◆ **REQUIRED WORK**
Every line of the records must be repeated exactly; pictures stay out.

◆ **PROVIDED INFORMATION**
★ ★ ★ ★

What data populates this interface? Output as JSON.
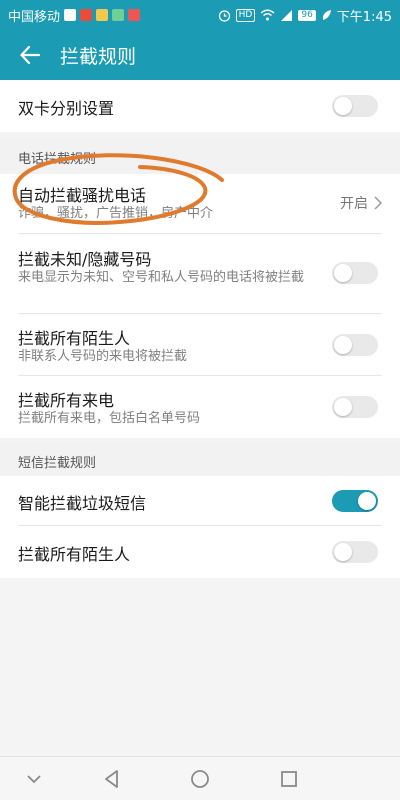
{
  "status_bar": {
    "carrier": "中国移动",
    "battery": "96",
    "time": "下午1:45",
    "icons": [
      "app-icon",
      "hd-icon",
      "wifi-icon",
      "signal-icon",
      "alarm-icon",
      "leaf-icon",
      "battery-icon"
    ]
  },
  "header": {
    "title": "拦截规则",
    "back_icon": "arrow-left-icon"
  },
  "dual_sim": {
    "label": "双卡分别设置",
    "enabled": false
  },
  "call_section": {
    "title": "电话拦截规则",
    "items": [
      {
        "title": "自动拦截骚扰电话",
        "subtitle": "诈骗，骚扰，广告推销，房产中介",
        "value": "开启"
      },
      {
        "title": "拦截未知/隐藏号码",
        "subtitle": "来电显示为未知、空号和私人号码的电话将被拦截",
        "enabled": false
      },
      {
        "title": "拦截所有陌生人",
        "subtitle": "非联系人号码的来电将被拦截",
        "enabled": false
      },
      {
        "title": "拦截所有来电",
        "subtitle": "拦截所有来电，包括白名单号码",
        "enabled": false
      }
    ]
  },
  "sms_section": {
    "title": "短信拦截规则",
    "items": [
      {
        "title": "智能拦截垃圾短信",
        "enabled": true
      },
      {
        "title": "拦截所有陌生人",
        "enabled": false
      }
    ]
  },
  "nav_bar": {
    "buttons": [
      "collapse-icon",
      "back-triangle-icon",
      "home-circle-icon",
      "recents-square-icon"
    ]
  },
  "colors": {
    "accent": "#1c9bb4",
    "annotation": "#e07a2c"
  }
}
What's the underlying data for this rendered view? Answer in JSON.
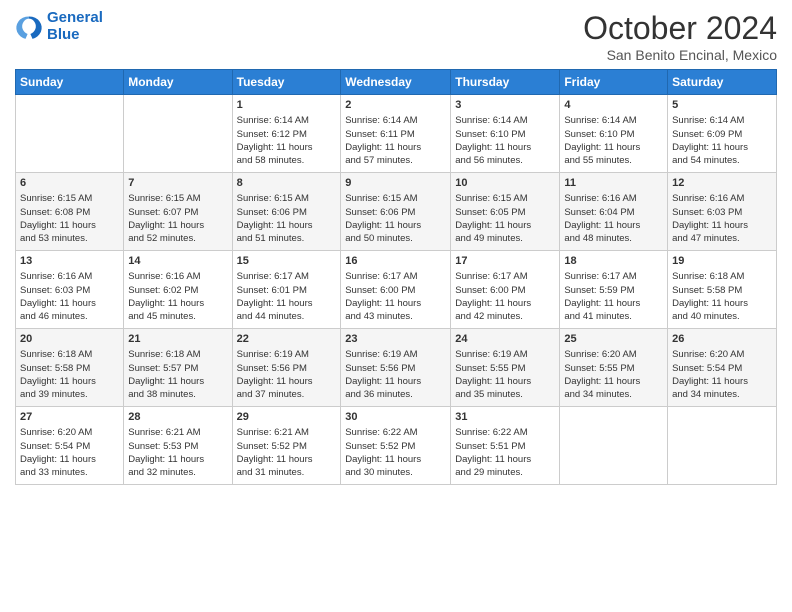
{
  "logo": {
    "line1": "General",
    "line2": "Blue"
  },
  "title": "October 2024",
  "location": "San Benito Encinal, Mexico",
  "weekdays": [
    "Sunday",
    "Monday",
    "Tuesday",
    "Wednesday",
    "Thursday",
    "Friday",
    "Saturday"
  ],
  "weeks": [
    [
      {
        "day": "",
        "info": ""
      },
      {
        "day": "",
        "info": ""
      },
      {
        "day": "1",
        "info": "Sunrise: 6:14 AM\nSunset: 6:12 PM\nDaylight: 11 hours\nand 58 minutes."
      },
      {
        "day": "2",
        "info": "Sunrise: 6:14 AM\nSunset: 6:11 PM\nDaylight: 11 hours\nand 57 minutes."
      },
      {
        "day": "3",
        "info": "Sunrise: 6:14 AM\nSunset: 6:10 PM\nDaylight: 11 hours\nand 56 minutes."
      },
      {
        "day": "4",
        "info": "Sunrise: 6:14 AM\nSunset: 6:10 PM\nDaylight: 11 hours\nand 55 minutes."
      },
      {
        "day": "5",
        "info": "Sunrise: 6:14 AM\nSunset: 6:09 PM\nDaylight: 11 hours\nand 54 minutes."
      }
    ],
    [
      {
        "day": "6",
        "info": "Sunrise: 6:15 AM\nSunset: 6:08 PM\nDaylight: 11 hours\nand 53 minutes."
      },
      {
        "day": "7",
        "info": "Sunrise: 6:15 AM\nSunset: 6:07 PM\nDaylight: 11 hours\nand 52 minutes."
      },
      {
        "day": "8",
        "info": "Sunrise: 6:15 AM\nSunset: 6:06 PM\nDaylight: 11 hours\nand 51 minutes."
      },
      {
        "day": "9",
        "info": "Sunrise: 6:15 AM\nSunset: 6:06 PM\nDaylight: 11 hours\nand 50 minutes."
      },
      {
        "day": "10",
        "info": "Sunrise: 6:15 AM\nSunset: 6:05 PM\nDaylight: 11 hours\nand 49 minutes."
      },
      {
        "day": "11",
        "info": "Sunrise: 6:16 AM\nSunset: 6:04 PM\nDaylight: 11 hours\nand 48 minutes."
      },
      {
        "day": "12",
        "info": "Sunrise: 6:16 AM\nSunset: 6:03 PM\nDaylight: 11 hours\nand 47 minutes."
      }
    ],
    [
      {
        "day": "13",
        "info": "Sunrise: 6:16 AM\nSunset: 6:03 PM\nDaylight: 11 hours\nand 46 minutes."
      },
      {
        "day": "14",
        "info": "Sunrise: 6:16 AM\nSunset: 6:02 PM\nDaylight: 11 hours\nand 45 minutes."
      },
      {
        "day": "15",
        "info": "Sunrise: 6:17 AM\nSunset: 6:01 PM\nDaylight: 11 hours\nand 44 minutes."
      },
      {
        "day": "16",
        "info": "Sunrise: 6:17 AM\nSunset: 6:00 PM\nDaylight: 11 hours\nand 43 minutes."
      },
      {
        "day": "17",
        "info": "Sunrise: 6:17 AM\nSunset: 6:00 PM\nDaylight: 11 hours\nand 42 minutes."
      },
      {
        "day": "18",
        "info": "Sunrise: 6:17 AM\nSunset: 5:59 PM\nDaylight: 11 hours\nand 41 minutes."
      },
      {
        "day": "19",
        "info": "Sunrise: 6:18 AM\nSunset: 5:58 PM\nDaylight: 11 hours\nand 40 minutes."
      }
    ],
    [
      {
        "day": "20",
        "info": "Sunrise: 6:18 AM\nSunset: 5:58 PM\nDaylight: 11 hours\nand 39 minutes."
      },
      {
        "day": "21",
        "info": "Sunrise: 6:18 AM\nSunset: 5:57 PM\nDaylight: 11 hours\nand 38 minutes."
      },
      {
        "day": "22",
        "info": "Sunrise: 6:19 AM\nSunset: 5:56 PM\nDaylight: 11 hours\nand 37 minutes."
      },
      {
        "day": "23",
        "info": "Sunrise: 6:19 AM\nSunset: 5:56 PM\nDaylight: 11 hours\nand 36 minutes."
      },
      {
        "day": "24",
        "info": "Sunrise: 6:19 AM\nSunset: 5:55 PM\nDaylight: 11 hours\nand 35 minutes."
      },
      {
        "day": "25",
        "info": "Sunrise: 6:20 AM\nSunset: 5:55 PM\nDaylight: 11 hours\nand 34 minutes."
      },
      {
        "day": "26",
        "info": "Sunrise: 6:20 AM\nSunset: 5:54 PM\nDaylight: 11 hours\nand 34 minutes."
      }
    ],
    [
      {
        "day": "27",
        "info": "Sunrise: 6:20 AM\nSunset: 5:54 PM\nDaylight: 11 hours\nand 33 minutes."
      },
      {
        "day": "28",
        "info": "Sunrise: 6:21 AM\nSunset: 5:53 PM\nDaylight: 11 hours\nand 32 minutes."
      },
      {
        "day": "29",
        "info": "Sunrise: 6:21 AM\nSunset: 5:52 PM\nDaylight: 11 hours\nand 31 minutes."
      },
      {
        "day": "30",
        "info": "Sunrise: 6:22 AM\nSunset: 5:52 PM\nDaylight: 11 hours\nand 30 minutes."
      },
      {
        "day": "31",
        "info": "Sunrise: 6:22 AM\nSunset: 5:51 PM\nDaylight: 11 hours\nand 29 minutes."
      },
      {
        "day": "",
        "info": ""
      },
      {
        "day": "",
        "info": ""
      }
    ]
  ]
}
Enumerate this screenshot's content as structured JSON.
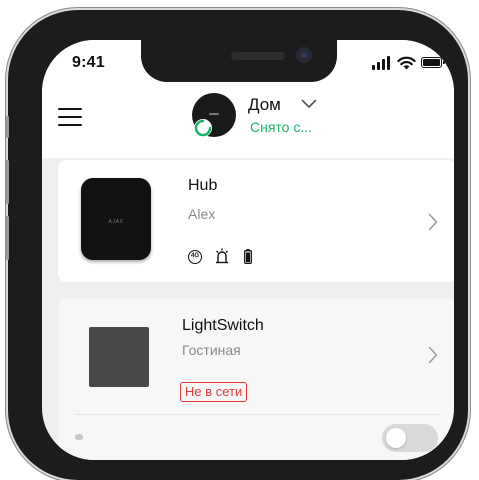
{
  "status_bar": {
    "time": "9:41",
    "icons": [
      "cellular-signal-icon",
      "wifi-icon",
      "battery-icon"
    ]
  },
  "header": {
    "menu_icon": "hamburger-menu-icon",
    "home_name": "Дом",
    "home_status": "Снято с...",
    "status_color": "#19b36b"
  },
  "devices": [
    {
      "name": "Hub",
      "room": "Alex",
      "logo_text": "AJAX",
      "icons": [
        "4g-icon",
        "siren-icon",
        "battery-icon"
      ],
      "chevron": "chevron-right-icon"
    },
    {
      "name": "LightSwitch",
      "room": "Гостиная",
      "badge": "Не в сети",
      "badge_color": "#e03b3b",
      "chevron": "chevron-right-icon",
      "toggle_on": false
    }
  ]
}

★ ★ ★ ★

◆ **WRITTEN ANSWER**
What data populates this interface? Output as JSON.
{
  "status_bar": {
    "carrier": "中国移动",
    "battery": "96",
    "time": "下午1:45",
    "icons": [
      "app-icon",
      "hd-icon",
      "wifi-icon",
      "signal-icon",
      "alarm-icon",
      "leaf-icon",
      "battery-icon"
    ]
  },
  "header": {
    "title": "拦截规则",
    "back_icon": "arrow-left-icon"
  },
  "dual_sim": {
    "label": "双卡分别设置",
    "enabled": false
  },
  "call_section": {
    "title": "电话拦截规则",
    "items": [
      {
        "title": "自动拦截骚扰电话",
        "subtitle": "诈骗，骚扰，广告推销，房产中介",
        "value": "开启"
      },
      {
        "title": "拦截未知/隐藏号码",
        "subtitle": "来电显示为未知、空号和私人号码的电话将被拦截",
        "enabled": false
      },
      {
        "title": "拦截所有陌生人",
        "subtitle": "非联系人号码的来电将被拦截",
        "enabled": false
      },
      {
        "title": "拦截所有来电",
        "subtitle": "拦截所有来电，包括白名单号码",
        "enabled": false
      }
    ]
  },
  "sms_section": {
    "title": "短信拦截规则",
    "items": [
      {
        "title": "智能拦截垃圾短信",
        "enabled": true
      },
      {
        "title": "拦截所有陌生人",
        "enabled": false
      }
    ]
  },
  "nav_bar": {
    "buttons": [
      "collapse-icon",
      "back-triangle-icon",
      "home-circle-icon",
      "recents-square-icon"
    ]
  },
  "colors": {
    "accent": "#1c9bb4",
    "annotation": "#e07a2c"
  }
}
What's the underlying data for this rendered view? Answer in JSON.
{
  "logo": {
    "line1": "General",
    "line2": "Blue"
  },
  "title": "October 2024",
  "location": "San Benito Encinal, Mexico",
  "weekdays": [
    "Sunday",
    "Monday",
    "Tuesday",
    "Wednesday",
    "Thursday",
    "Friday",
    "Saturday"
  ],
  "weeks": [
    [
      {
        "day": "",
        "info": ""
      },
      {
        "day": "",
        "info": ""
      },
      {
        "day": "1",
        "info": "Sunrise: 6:14 AM\nSunset: 6:12 PM\nDaylight: 11 hours\nand 58 minutes."
      },
      {
        "day": "2",
        "info": "Sunrise: 6:14 AM\nSunset: 6:11 PM\nDaylight: 11 hours\nand 57 minutes."
      },
      {
        "day": "3",
        "info": "Sunrise: 6:14 AM\nSunset: 6:10 PM\nDaylight: 11 hours\nand 56 minutes."
      },
      {
        "day": "4",
        "info": "Sunrise: 6:14 AM\nSunset: 6:10 PM\nDaylight: 11 hours\nand 55 minutes."
      },
      {
        "day": "5",
        "info": "Sunrise: 6:14 AM\nSunset: 6:09 PM\nDaylight: 11 hours\nand 54 minutes."
      }
    ],
    [
      {
        "day": "6",
        "info": "Sunrise: 6:15 AM\nSunset: 6:08 PM\nDaylight: 11 hours\nand 53 minutes."
      },
      {
        "day": "7",
        "info": "Sunrise: 6:15 AM\nSunset: 6:07 PM\nDaylight: 11 hours\nand 52 minutes."
      },
      {
        "day": "8",
        "info": "Sunrise: 6:15 AM\nSunset: 6:06 PM\nDaylight: 11 hours\nand 51 minutes."
      },
      {
        "day": "9",
        "info": "Sunrise: 6:15 AM\nSunset: 6:06 PM\nDaylight: 11 hours\nand 50 minutes."
      },
      {
        "day": "10",
        "info": "Sunrise: 6:15 AM\nSunset: 6:05 PM\nDaylight: 11 hours\nand 49 minutes."
      },
      {
        "day": "11",
        "info": "Sunrise: 6:16 AM\nSunset: 6:04 PM\nDaylight: 11 hours\nand 48 minutes."
      },
      {
        "day": "12",
        "info": "Sunrise: 6:16 AM\nSunset: 6:03 PM\nDaylight: 11 hours\nand 47 minutes."
      }
    ],
    [
      {
        "day": "13",
        "info": "Sunrise: 6:16 AM\nSunset: 6:03 PM\nDaylight: 11 hours\nand 46 minutes."
      },
      {
        "day": "14",
        "info": "Sunrise: 6:16 AM\nSunset: 6:02 PM\nDaylight: 11 hours\nand 45 minutes."
      },
      {
        "day": "15",
        "info": "Sunrise: 6:17 AM\nSunset: 6:01 PM\nDaylight: 11 hours\nand 44 minutes."
      },
      {
        "day": "16",
        "info": "Sunrise: 6:17 AM\nSunset: 6:00 PM\nDaylight: 11 hours\nand 43 minutes."
      },
      {
        "day": "17",
        "info": "Sunrise: 6:17 AM\nSunset: 6:00 PM\nDaylight: 11 hours\nand 42 minutes."
      },
      {
        "day": "18",
        "info": "Sunrise: 6:17 AM\nSunset: 5:59 PM\nDaylight: 11 hours\nand 41 minutes."
      },
      {
        "day": "19",
        "info": "Sunrise: 6:18 AM\nSunset: 5:58 PM\nDaylight: 11 hours\nand 40 minutes."
      }
    ],
    [
      {
        "day": "20",
        "info": "Sunrise: 6:18 AM\nSunset: 5:58 PM\nDaylight: 11 hours\nand 39 minutes."
      },
      {
        "day": "21",
        "info": "Sunrise: 6:18 AM\nSunset: 5:57 PM\nDaylight: 11 hours\nand 38 minutes."
      },
      {
        "day": "22",
        "info": "Sunrise: 6:19 AM\nSunset: 5:56 PM\nDaylight: 11 hours\nand 37 minutes."
      },
      {
        "day": "23",
        "info": "Sunrise: 6:19 AM\nSunset: 5:56 PM\nDaylight: 11 hours\nand 36 minutes."
      },
      {
        "day": "24",
        "info": "Sunrise: 6:19 AM\nSunset: 5:55 PM\nDaylight: 11 hours\nand 35 minutes."
      },
      {
        "day": "25",
        "info": "Sunrise: 6:20 AM\nSunset: 5:55 PM\nDaylight: 11 hours\nand 34 minutes."
      },
      {
        "day": "26",
        "info": "Sunrise: 6:20 AM\nSunset: 5:54 PM\nDaylight: 11 hours\nand 34 minutes."
      }
    ],
    [
      {
        "day": "27",
        "info": "Sunrise: 6:20 AM\nSunset: 5:54 PM\nDaylight: 11 hours\nand 33 minutes."
      },
      {
        "day": "28",
        "info": "Sunrise: 6:21 AM\nSunset: 5:53 PM\nDaylight: 11 hours\nand 32 minutes."
      },
      {
        "day": "29",
        "info": "Sunrise: 6:21 AM\nSunset: 5:52 PM\nDaylight: 11 hours\nand 31 minutes."
      },
      {
        "day": "30",
        "info": "Sunrise: 6:22 AM\nSunset: 5:52 PM\nDaylight: 11 hours\nand 30 minutes."
      },
      {
        "day": "31",
        "info": "Sunrise: 6:22 AM\nSunset: 5:51 PM\nDaylight: 11 hours\nand 29 minutes."
      },
      {
        "day": "",
        "info": ""
      },
      {
        "day": "",
        "info": ""
      }
    ]
  ]
}
Enumerate this screenshot's content as structured JSON.
{
  "status_bar": {
    "time": "9:41",
    "icons": [
      "cellular-signal-icon",
      "wifi-icon",
      "battery-icon"
    ]
  },
  "header": {
    "menu_icon": "hamburger-menu-icon",
    "home_name": "Дом",
    "home_status": "Снято с...",
    "status_color": "#19b36b"
  },
  "devices": [
    {
      "name": "Hub",
      "room": "Alex",
      "logo_text": "AJAX",
      "icons": [
        "4g-icon",
        "siren-icon",
        "battery-icon"
      ],
      "chevron": "chevron-right-icon"
    },
    {
      "name": "LightSwitch",
      "room": "Гостиная",
      "badge": "Не в сети",
      "badge_color": "#e03b3b",
      "chevron": "chevron-right-icon",
      "toggle_on": false
    }
  ]
}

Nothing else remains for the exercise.